#### [Information supplied]
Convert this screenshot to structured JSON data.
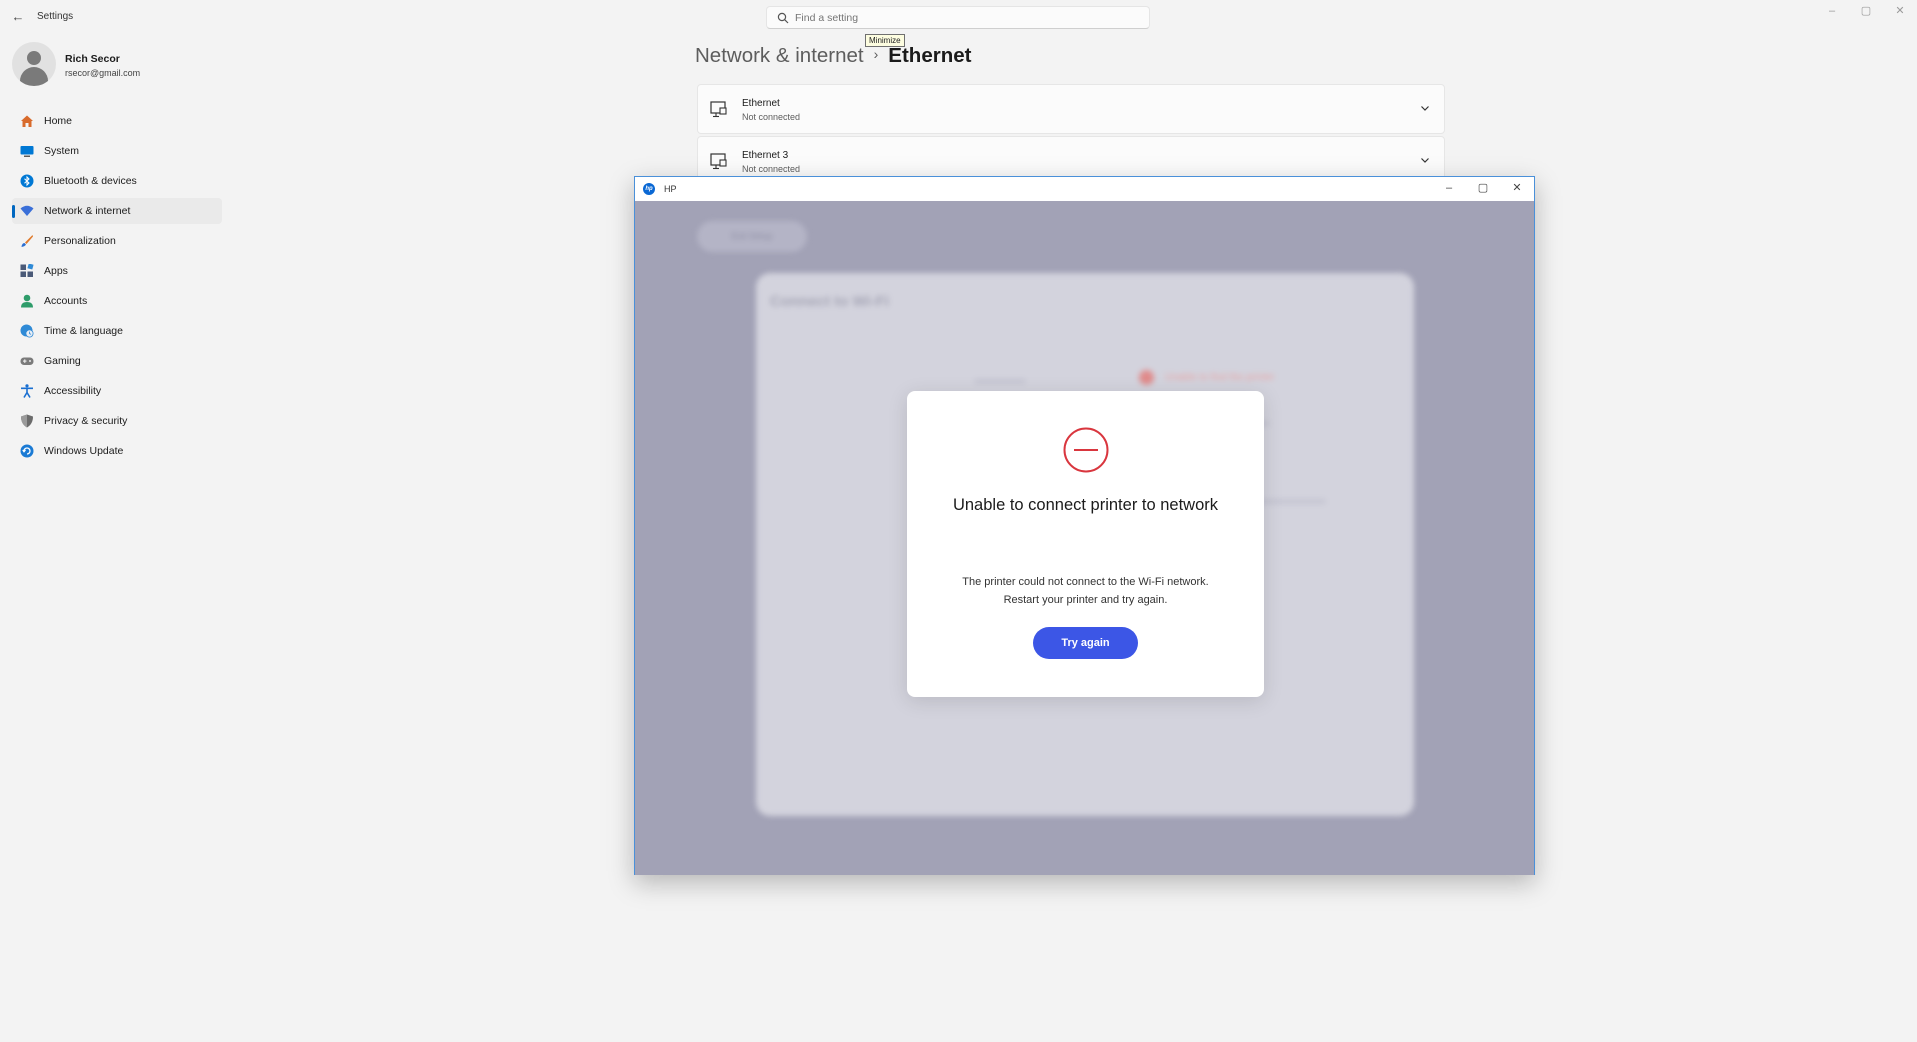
{
  "app": {
    "title": "Settings"
  },
  "window_controls": [
    "–",
    "▢",
    "✕"
  ],
  "search": {
    "placeholder": "Find a setting"
  },
  "user": {
    "name": "Rich Secor",
    "email": "rsecor@gmail.com"
  },
  "sidebar": {
    "items": [
      {
        "label": "Home",
        "icon": "home-icon",
        "color": "#d86a2b"
      },
      {
        "label": "System",
        "icon": "system-icon",
        "color": "#0078d4"
      },
      {
        "label": "Bluetooth & devices",
        "icon": "bluetooth-icon",
        "color": "#0078d4"
      },
      {
        "label": "Network & internet",
        "icon": "network-icon",
        "color": "#3a6fd8",
        "active": true
      },
      {
        "label": "Personalization",
        "icon": "brush-icon",
        "color": "#e07a2c"
      },
      {
        "label": "Apps",
        "icon": "apps-icon",
        "color": "#4a5a78"
      },
      {
        "label": "Accounts",
        "icon": "accounts-icon",
        "color": "#2e9c6a"
      },
      {
        "label": "Time & language",
        "icon": "globe-clock-icon",
        "color": "#2f8ad6"
      },
      {
        "label": "Gaming",
        "icon": "gaming-icon",
        "color": "#7a7a7a"
      },
      {
        "label": "Accessibility",
        "icon": "accessibility-icon",
        "color": "#1a6fd1"
      },
      {
        "label": "Privacy & security",
        "icon": "shield-icon",
        "color": "#6b6b6b"
      },
      {
        "label": "Windows Update",
        "icon": "update-icon",
        "color": "#1a7ad4"
      }
    ]
  },
  "breadcrumb": {
    "parent": "Network & internet",
    "separator": "›",
    "current": "Ethernet"
  },
  "tooltip": {
    "text": "Minimize"
  },
  "adapters": [
    {
      "name": "Ethernet",
      "status": "Not connected"
    },
    {
      "name": "Ethernet 3",
      "status": "Not connected"
    }
  ],
  "hp_window": {
    "title": "HP",
    "controls": [
      "–",
      "▢",
      "✕"
    ],
    "background": {
      "exit_button": "Exit Setup",
      "card_title": "Connect to Wi-Fi",
      "status": "Unable to find the printer"
    },
    "modal": {
      "title": "Unable to connect printer to network",
      "message": "The printer could not connect to the Wi-Fi network. Restart your printer and try again.",
      "button": "Try again",
      "accent": "#3c56e6",
      "error_color": "#d9363e"
    }
  }
}
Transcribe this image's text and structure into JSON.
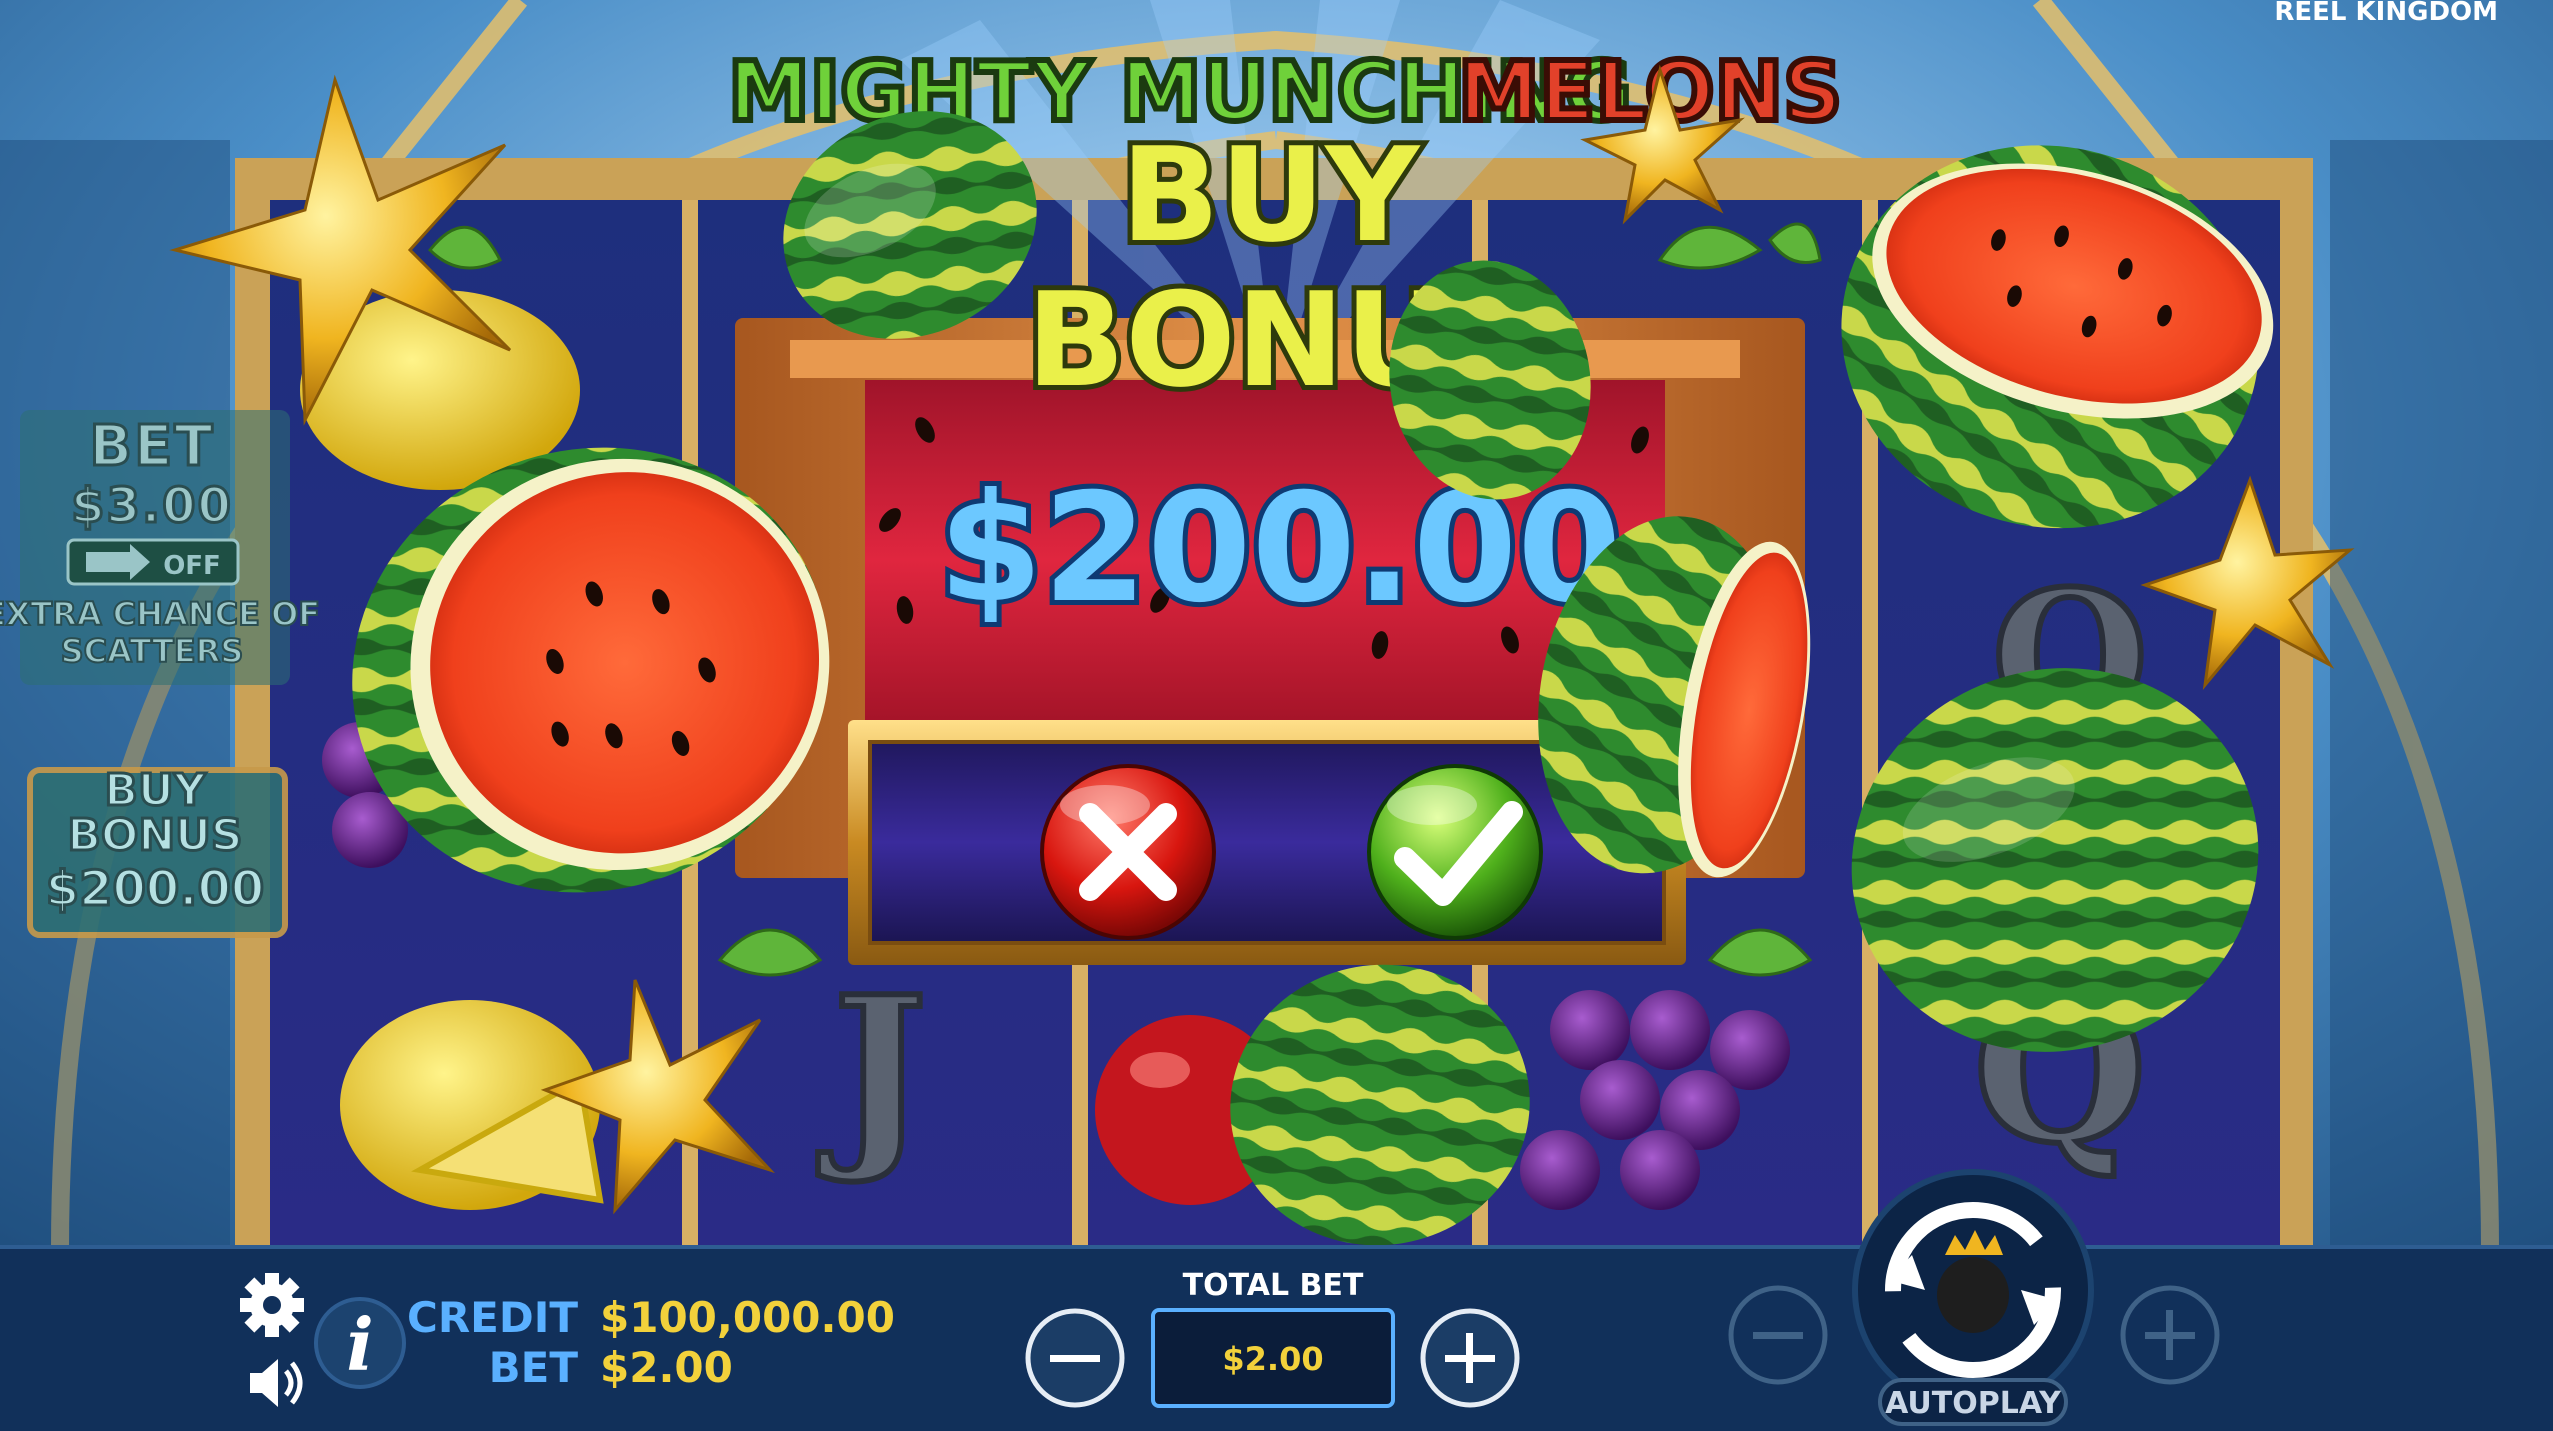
{
  "game": {
    "title_part1": "MIGHTY MUNCHING",
    "title_part2": "MELONS",
    "provider": "REEL KINGDOM"
  },
  "side_panel": {
    "bet_label": "BET",
    "bet_value": "$3.00",
    "toggle_state": "OFF",
    "extra_chance_line1": "EXTRA CHANCE OF",
    "extra_chance_line2": "SCATTERS",
    "buy_line1": "BUY",
    "buy_line2": "BONUS",
    "buy_price": "$200.00"
  },
  "dialog": {
    "heading_line1": "BUY",
    "heading_line2": "BONUS",
    "price": "$200.00",
    "cancel_icon": "cross-icon",
    "confirm_icon": "checkmark-icon"
  },
  "reels": {
    "visible_symbols": [
      "J",
      "Q",
      "Q"
    ]
  },
  "hud": {
    "credit_label": "CREDIT",
    "credit_value": "$100,000.00",
    "bet_label": "BET",
    "bet_value": "$2.00",
    "total_bet_label": "TOTAL BET",
    "total_bet_value": "$2.00",
    "autoplay_label": "AUTOPLAY",
    "icons": [
      "gear-icon",
      "info-icon",
      "speaker-icon",
      "minus-icon",
      "plus-icon",
      "spin-icon"
    ]
  },
  "colors": {
    "hud_accent": "#5ab0ff",
    "hud_value": "#f2d13b",
    "price_blue": "#6cc8ff",
    "heading_yellow": "#eaf04a",
    "dialog_red": "#d8213a",
    "frame_gold": "#d9a23b"
  }
}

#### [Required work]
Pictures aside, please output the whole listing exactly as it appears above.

#### [Solved problem]
Convert this screenshot to structured JSON data.
{
  "app": {
    "title": "Settings"
  },
  "window_controls": [
    "–",
    "▢",
    "✕"
  ],
  "search": {
    "placeholder": "Find a setting"
  },
  "user": {
    "name": "Rich Secor",
    "email": "rsecor@gmail.com"
  },
  "sidebar": {
    "items": [
      {
        "label": "Home",
        "icon": "home-icon",
        "color": "#d86a2b"
      },
      {
        "label": "System",
        "icon": "system-icon",
        "color": "#0078d4"
      },
      {
        "label": "Bluetooth & devices",
        "icon": "bluetooth-icon",
        "color": "#0078d4"
      },
      {
        "label": "Network & internet",
        "icon": "network-icon",
        "color": "#3a6fd8",
        "active": true
      },
      {
        "label": "Personalization",
        "icon": "brush-icon",
        "color": "#e07a2c"
      },
      {
        "label": "Apps",
        "icon": "apps-icon",
        "color": "#4a5a78"
      },
      {
        "label": "Accounts",
        "icon": "accounts-icon",
        "color": "#2e9c6a"
      },
      {
        "label": "Time & language",
        "icon": "globe-clock-icon",
        "color": "#2f8ad6"
      },
      {
        "label": "Gaming",
        "icon": "gaming-icon",
        "color": "#7a7a7a"
      },
      {
        "label": "Accessibility",
        "icon": "accessibility-icon",
        "color": "#1a6fd1"
      },
      {
        "label": "Privacy & security",
        "icon": "shield-icon",
        "color": "#6b6b6b"
      },
      {
        "label": "Windows Update",
        "icon": "update-icon",
        "color": "#1a7ad4"
      }
    ]
  },
  "breadcrumb": {
    "parent": "Network & internet",
    "separator": "›",
    "current": "Ethernet"
  },
  "tooltip": {
    "text": "Minimize"
  },
  "adapters": [
    {
      "name": "Ethernet",
      "status": "Not connected"
    },
    {
      "name": "Ethernet 3",
      "status": "Not connected"
    }
  ],
  "hp_window": {
    "title": "HP",
    "controls": [
      "–",
      "▢",
      "✕"
    ],
    "background": {
      "exit_button": "Exit Setup",
      "card_title": "Connect to Wi-Fi",
      "status": "Unable to find the printer"
    },
    "modal": {
      "title": "Unable to connect printer to network",
      "message": "The printer could not connect to the Wi-Fi network. Restart your printer and try again.",
      "button": "Try again",
      "accent": "#3c56e6",
      "error_color": "#d9363e"
    }
  }
}
Transcribe this image's text and structure into JSON.
{
  "game": {
    "title_part1": "MIGHTY MUNCHING",
    "title_part2": "MELONS",
    "provider": "REEL KINGDOM"
  },
  "side_panel": {
    "bet_label": "BET",
    "bet_value": "$3.00",
    "toggle_state": "OFF",
    "extra_chance_line1": "EXTRA CHANCE OF",
    "extra_chance_line2": "SCATTERS",
    "buy_line1": "BUY",
    "buy_line2": "BONUS",
    "buy_price": "$200.00"
  },
  "dialog": {
    "heading_line1": "BUY",
    "heading_line2": "BONUS",
    "price": "$200.00",
    "cancel_icon": "cross-icon",
    "confirm_icon": "checkmark-icon"
  },
  "reels": {
    "visible_symbols": [
      "J",
      "Q",
      "Q"
    ]
  },
  "hud": {
    "credit_label": "CREDIT",
    "credit_value": "$100,000.00",
    "bet_label": "BET",
    "bet_value": "$2.00",
    "total_bet_label": "TOTAL BET",
    "total_bet_value": "$2.00",
    "autoplay_label": "AUTOPLAY",
    "icons": [
      "gear-icon",
      "info-icon",
      "speaker-icon",
      "minus-icon",
      "plus-icon",
      "spin-icon"
    ]
  },
  "colors": {
    "hud_accent": "#5ab0ff",
    "hud_value": "#f2d13b",
    "price_blue": "#6cc8ff",
    "heading_yellow": "#eaf04a",
    "dialog_red": "#d8213a",
    "frame_gold": "#d9a23b"
  }
}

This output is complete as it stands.